In the United States, since the 1960s, cultivation of Sabal minor has spread beyond the deep southern United States. S. minor is cultivated along the East Coast from Florida to coastal Connecticut, and on the West Coast from Vancouver BC south to San Diego. It is a recommended horticultural plant by the Virginia Cooperative Extension.[7] There are several cultivars, including those from the Outer Banks of North Carolina (northernmost strains), and those from Oklahoma and Texas. One popular strain is 'McCurtain', named after McCurtain County, Oklahoma, where they are native. These tend to remain trunkless and smaller than those from warmer areas. S. minor is a popular landscape palm in coastal resort areas from Virginia Beach, Virginia, to southern Texas.

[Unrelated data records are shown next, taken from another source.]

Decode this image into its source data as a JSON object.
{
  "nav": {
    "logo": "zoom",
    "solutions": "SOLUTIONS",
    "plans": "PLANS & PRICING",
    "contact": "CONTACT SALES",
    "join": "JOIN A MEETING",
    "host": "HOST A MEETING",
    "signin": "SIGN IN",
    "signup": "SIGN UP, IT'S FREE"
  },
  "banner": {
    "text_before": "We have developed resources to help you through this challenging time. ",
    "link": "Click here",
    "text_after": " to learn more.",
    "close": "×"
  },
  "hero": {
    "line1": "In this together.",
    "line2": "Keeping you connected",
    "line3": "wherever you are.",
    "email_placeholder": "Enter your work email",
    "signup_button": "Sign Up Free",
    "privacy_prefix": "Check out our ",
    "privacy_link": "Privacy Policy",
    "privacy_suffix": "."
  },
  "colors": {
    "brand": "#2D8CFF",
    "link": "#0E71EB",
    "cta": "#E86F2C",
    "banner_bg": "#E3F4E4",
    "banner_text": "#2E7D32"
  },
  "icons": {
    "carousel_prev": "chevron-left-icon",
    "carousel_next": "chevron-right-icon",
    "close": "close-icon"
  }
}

  1. ^ IUCN SSC Global Tree Specialist Group (2020). "Sabal minor". IUCN Red List of Threatened Species. 2020: e.T79521201A79521207. doi:10.2305/IUCN.UK.2020-1.RLTS.T79521201A79521207.en. Retrieved 21 November 2022.
  2. ^ "NatureServe Explorer 2.0". Retrieved 21 November 2022.
  3. ^ a b Kew World Checklist of Selected Plant Families
  4. ^ USDA, NRCS (n.d.). "'Sabal minor'". The PLANTS Database ( Greensboro, North Carolina: National Plant Data Team. Retrieved 26 October 2015.
  5. ^ a b Sabal minor in Flora of North America
  6. ^ a b "Flora of the Southern and Mid-Atlantic States by Alan Weakley".
  7. ^ Care Sheet for Sabal minor or “Dwarf Palmetto” in Virginia Landscapes Fact and Care Sheet for Virginia Gardens

External links[edit]